Sphering is normally done on a natural gentle slope, although those with a good deal of control can use their spheres on level surfaces. Zorbing courses have been designed with artificial obstacles to maneuver around and manmade slopes and inclines to traverse for competition purposes. Typically there are two variations of sphere, none harnessed which will carry up to three people, and harnessed for either one or two people. Spheres fitted with the double harness have greater specifications on where they can be used to ensure safety of the riders. The current length of the longer sphering courses is around half a mile which is still quite challenging for a rider.
Building the Ball
The sphere is actually constructed from two individual balls, one inside the other with a layer of air in between. The air functions as a great shock absorber which eliminates any jolts from bumps along the course. They are constructed from a very flexible and lightweight plastic, unlike the rigid structure of a traditional hamster ball. Spheres that have not been fitted with harnesses allow the rider to be thrown around the interior of the sphere, and just to make it more interesting water can be added to the riders sphere so they know what it feels like to be laundry! This is known as hydro zorbing or an aqua or water ride.
A standard sphere measures 3 meters across with the inner sphere being 2 meters in diameter, which provides a cushion of air around 50-60cm thick. The plastic material is just under 1cm thick and the inner and outer spheres are usually connected to each other with hundreds of small ropes. Entry to the rider’s area is made by climbing through a small tunnel in the sphere, and you should be prepared to get hot and sweaty in there too, especially on a warm day.

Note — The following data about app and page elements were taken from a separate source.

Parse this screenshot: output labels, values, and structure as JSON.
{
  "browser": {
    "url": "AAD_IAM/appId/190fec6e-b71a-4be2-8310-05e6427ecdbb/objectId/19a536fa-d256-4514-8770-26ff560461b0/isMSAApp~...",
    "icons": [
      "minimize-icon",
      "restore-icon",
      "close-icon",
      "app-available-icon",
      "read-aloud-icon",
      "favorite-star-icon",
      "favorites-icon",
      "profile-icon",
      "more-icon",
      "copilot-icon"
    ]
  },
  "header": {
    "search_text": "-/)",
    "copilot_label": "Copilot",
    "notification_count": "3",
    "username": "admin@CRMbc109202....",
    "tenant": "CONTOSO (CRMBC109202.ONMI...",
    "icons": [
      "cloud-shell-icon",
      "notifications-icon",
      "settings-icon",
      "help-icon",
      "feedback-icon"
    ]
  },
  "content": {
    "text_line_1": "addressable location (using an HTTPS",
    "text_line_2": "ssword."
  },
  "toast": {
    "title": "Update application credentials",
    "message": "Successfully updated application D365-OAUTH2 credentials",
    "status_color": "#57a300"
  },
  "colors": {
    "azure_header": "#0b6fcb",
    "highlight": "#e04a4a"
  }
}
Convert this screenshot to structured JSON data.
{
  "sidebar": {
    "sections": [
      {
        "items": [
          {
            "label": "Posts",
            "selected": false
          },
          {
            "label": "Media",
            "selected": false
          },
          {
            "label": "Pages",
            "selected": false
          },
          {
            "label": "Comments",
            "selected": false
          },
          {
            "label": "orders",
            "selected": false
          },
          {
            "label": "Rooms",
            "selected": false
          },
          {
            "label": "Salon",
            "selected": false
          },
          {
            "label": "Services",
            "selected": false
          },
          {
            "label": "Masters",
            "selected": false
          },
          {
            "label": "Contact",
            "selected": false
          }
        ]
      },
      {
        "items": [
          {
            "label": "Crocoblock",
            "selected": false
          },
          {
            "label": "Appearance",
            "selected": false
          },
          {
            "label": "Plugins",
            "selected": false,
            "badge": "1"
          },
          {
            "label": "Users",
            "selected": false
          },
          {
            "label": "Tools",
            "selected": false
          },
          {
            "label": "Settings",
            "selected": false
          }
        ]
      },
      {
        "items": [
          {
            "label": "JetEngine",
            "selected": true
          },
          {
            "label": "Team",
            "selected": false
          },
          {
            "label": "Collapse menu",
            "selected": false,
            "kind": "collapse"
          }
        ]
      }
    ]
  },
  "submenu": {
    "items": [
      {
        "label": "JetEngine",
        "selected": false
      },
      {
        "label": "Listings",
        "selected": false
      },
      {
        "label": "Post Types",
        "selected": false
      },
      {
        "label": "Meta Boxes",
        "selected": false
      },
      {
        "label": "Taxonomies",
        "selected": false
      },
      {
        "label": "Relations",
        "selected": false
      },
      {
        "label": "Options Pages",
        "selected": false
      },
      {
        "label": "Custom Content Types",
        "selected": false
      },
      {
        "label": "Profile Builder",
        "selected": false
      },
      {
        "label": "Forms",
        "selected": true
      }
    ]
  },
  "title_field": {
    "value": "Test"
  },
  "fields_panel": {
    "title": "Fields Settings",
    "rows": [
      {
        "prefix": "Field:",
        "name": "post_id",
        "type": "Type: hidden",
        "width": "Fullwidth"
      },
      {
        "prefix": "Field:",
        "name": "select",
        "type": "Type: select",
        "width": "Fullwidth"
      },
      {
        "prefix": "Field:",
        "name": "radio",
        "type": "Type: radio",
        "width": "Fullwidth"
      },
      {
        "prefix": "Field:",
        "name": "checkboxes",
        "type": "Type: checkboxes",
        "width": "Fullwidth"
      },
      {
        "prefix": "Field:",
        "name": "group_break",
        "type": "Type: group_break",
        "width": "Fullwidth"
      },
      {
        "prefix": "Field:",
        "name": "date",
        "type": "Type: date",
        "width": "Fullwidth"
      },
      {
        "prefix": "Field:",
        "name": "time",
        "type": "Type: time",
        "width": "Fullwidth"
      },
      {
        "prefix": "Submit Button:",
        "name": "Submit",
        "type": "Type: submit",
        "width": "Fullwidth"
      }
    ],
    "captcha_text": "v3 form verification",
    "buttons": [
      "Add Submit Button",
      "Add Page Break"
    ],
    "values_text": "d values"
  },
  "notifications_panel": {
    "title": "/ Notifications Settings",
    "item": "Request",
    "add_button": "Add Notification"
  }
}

Sphering is now performed worldwide and the orbs are a popular attraction at fairs and commercial events where riders can experience life as a hamster on a pay by ride basis. It has even been done at the North Pole. There are currently two world records in the field of sphering; the longest ride which stands at 570 meters and the fastest ride which was recorded at a stunning 32mph. Such is the popularity of these transparent balls that they have been selected as a symbol of the 2014 Winter Olympics to be held in Sochi, Russia.
Creative Commons photo by Tim Welbourn